I have barely a memory of the scene in the gun shop, or where it was, but it was all part of Jennifer’s inimitable method of reenactment, of piecing together a narrative from fragments in order to create an essay film, a medium she prized for its ability to “bring together writing, performance and the visual” all in one work.

Elsewhere, in an Afterimage interview, Jennifer complicated and nuanced her method by saying: “the visual is the balm, verbiage is the threat.”

Every time I am on the cusp of something new, I remember her insight and I keep it in my sights, even if I fail again and again to heed it.

Moyra Davey
June 2020

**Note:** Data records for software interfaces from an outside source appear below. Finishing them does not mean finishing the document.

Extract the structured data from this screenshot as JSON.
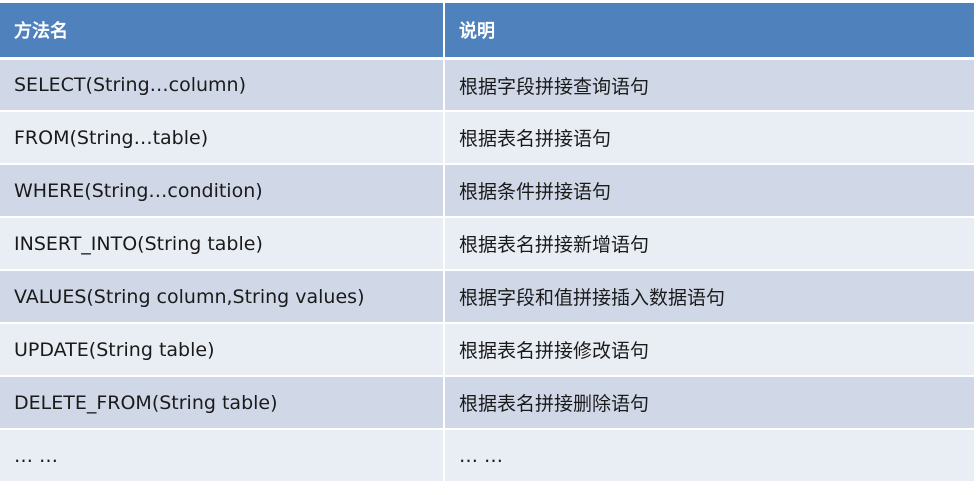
{
  "header": {
    "col1": "方法名",
    "col2": "说明"
  },
  "rows": [
    {
      "method": "SELECT(String…column)",
      "desc": "根据字段拼接查询语句"
    },
    {
      "method": "FROM(String…table)",
      "desc": "根据表名拼接语句"
    },
    {
      "method": "WHERE(String…condition)",
      "desc": "根据条件拼接语句"
    },
    {
      "method": "INSERT_INTO(String table)",
      "desc": "根据表名拼接新增语句"
    },
    {
      "method": "VALUES(String column,String values)",
      "desc": "根据字段和值拼接插入数据语句"
    },
    {
      "method": "UPDATE(String table)",
      "desc": "根据表名拼接修改语句"
    },
    {
      "method": "DELETE_FROM(String table)",
      "desc": "根据表名拼接删除语句"
    },
    {
      "method": "… …",
      "desc": "… …"
    }
  ],
  "colors": {
    "header_bg": "#4f81bd",
    "row_odd_bg": "#d0d8e8",
    "row_even_bg": "#e9edf4"
  }
}
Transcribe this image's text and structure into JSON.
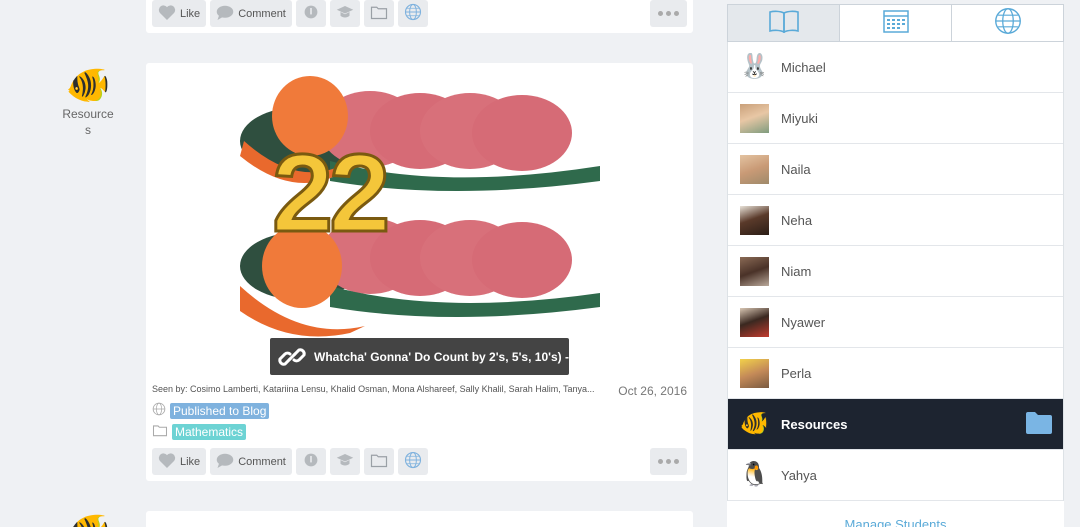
{
  "top_card": {
    "actions": {
      "like": "Like",
      "comment": "Comment"
    }
  },
  "post": {
    "author": "Resources",
    "image_number": "22",
    "link_title": "Whatcha' Gonna' Do Count by 2's, 5's, 10's) -",
    "seen_by": "Seen by: Cosimo Lamberti, Katariina Lensu, Khalid Osman, Mona Alshareef, Sally Khalil, Sarah Halim, Tanya...",
    "date": "Oct 26, 2016",
    "tags": [
      {
        "label": "Published to Blog",
        "color": "#7fb2de",
        "icon": "globe-icon"
      },
      {
        "label": "Mathematics",
        "color": "#6dd3d4",
        "icon": "folder-icon"
      }
    ],
    "actions": {
      "like": "Like",
      "comment": "Comment"
    }
  },
  "sidebar": {
    "tabs": [
      {
        "name": "journal",
        "icon": "book-icon",
        "active": true
      },
      {
        "name": "calendar",
        "icon": "calendar-icon",
        "active": false
      },
      {
        "name": "blog",
        "icon": "globe-icon",
        "active": false
      }
    ],
    "students": [
      {
        "name": "Michael",
        "avatar": "🐰"
      },
      {
        "name": "Miyuki",
        "avatar": "photo"
      },
      {
        "name": "Naila",
        "avatar": "photo"
      },
      {
        "name": "Neha",
        "avatar": "photo"
      },
      {
        "name": "Niam",
        "avatar": "photo"
      },
      {
        "name": "Nyawer",
        "avatar": "photo"
      },
      {
        "name": "Perla",
        "avatar": "photo"
      },
      {
        "name": "Resources",
        "avatar": "🐠",
        "selected": true
      },
      {
        "name": "Yahya",
        "avatar": "🐧"
      }
    ],
    "manage_label": "Manage Students"
  },
  "colors": {
    "accent": "#5aaad8",
    "selected_bg": "#1d2430",
    "folder": "#7ab5e4"
  }
}
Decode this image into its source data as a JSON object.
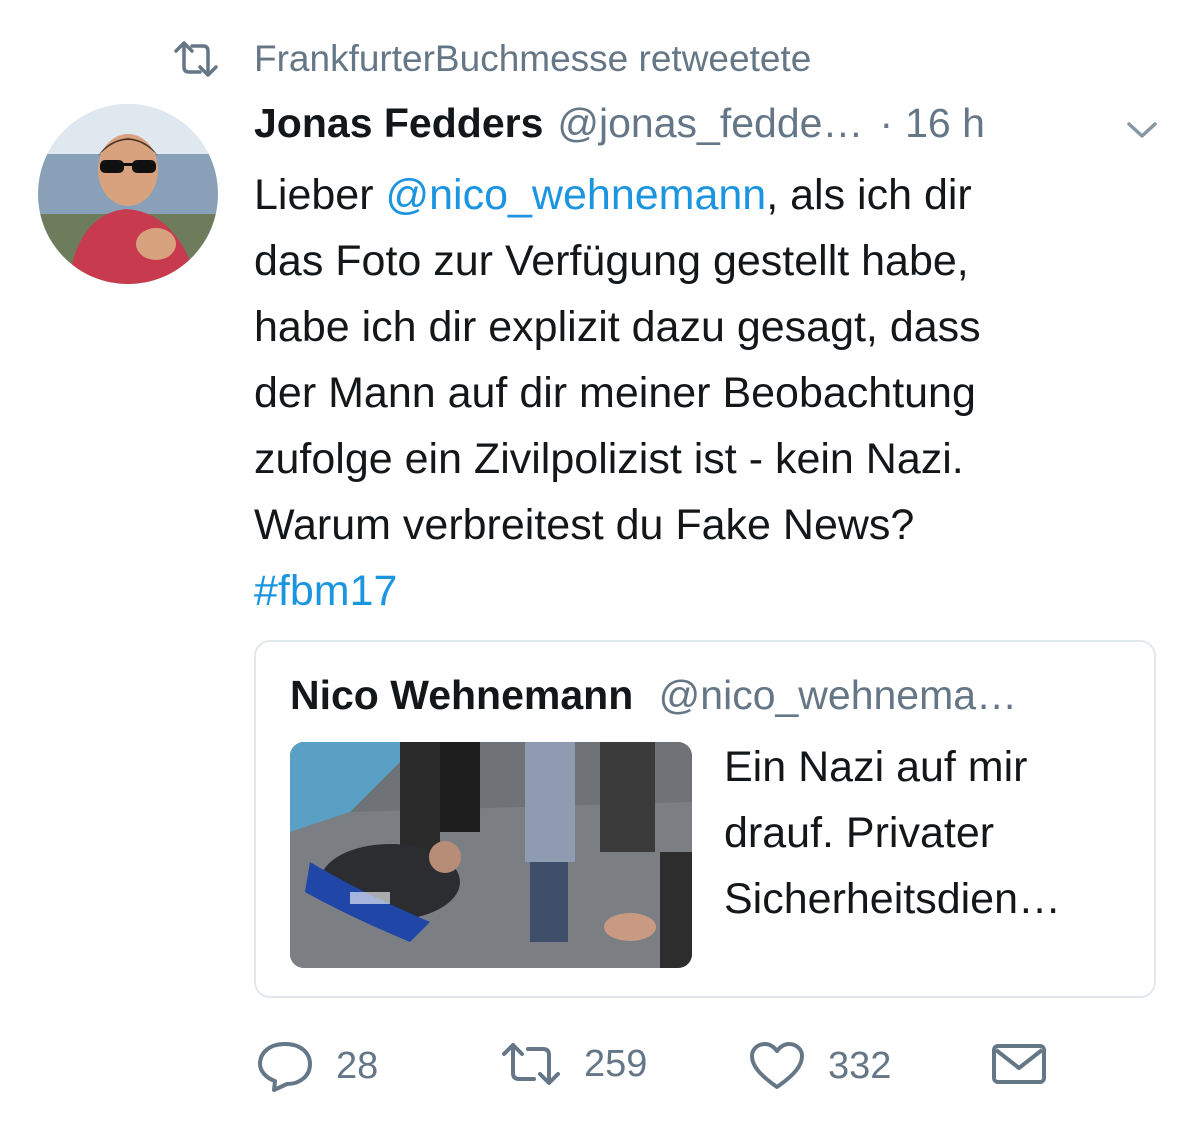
{
  "retweet_banner": {
    "text": "FrankfurterBuchmesse retweetete"
  },
  "tweet": {
    "author_name": "Jonas Fedders",
    "author_handle": "@jonas_fedde…",
    "separator": "·",
    "time": "16 h",
    "text": {
      "l1_pre": "Lieber ",
      "l1_mention": "@nico_wehnemann",
      "l1_post": ", als ich dir",
      "l2": "das Foto zur Verfügung gestellt habe,",
      "l3": "habe ich dir explizit dazu gesagt, dass",
      "l4": "der Mann auf dir meiner Beobachtung",
      "l5": "zufolge ein Zivilpolizist ist - kein Nazi.",
      "l6": "Warum verbreitest du Fake News?",
      "hashtag": "#fbm17"
    }
  },
  "quoted_tweet": {
    "author_name": "Nico Wehnemann",
    "author_handle": "@nico_wehnema…",
    "text_lines": [
      "Ein Nazi auf mir",
      "drauf. Privater",
      "Sicherheitsdien…"
    ]
  },
  "actions": {
    "replies": "28",
    "retweets": "259",
    "likes": "332"
  },
  "colors": {
    "link": "#1b95e0",
    "secondary_text": "#657786",
    "border": "#e1e8ed"
  },
  "icons": [
    "retweet-icon",
    "chevron-down-icon",
    "reply-icon",
    "like-icon",
    "direct-message-icon"
  ]
}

Moyra Davey was born in Toronto in 1958, she currently lives and works in New York. She has had solo exhibitions at Fogg Art Museum, Cambridge, Massachusetts (2008); Kunsthalle Basel, Switzerland (2010); Tate Liverpool (2013); Institute of Contemporary Art, University of Pennsylvania, Philadelphia (2014); and Museum Moderner Kunst Stiftung Ludwig Wien, Vienna (2014), among other venues.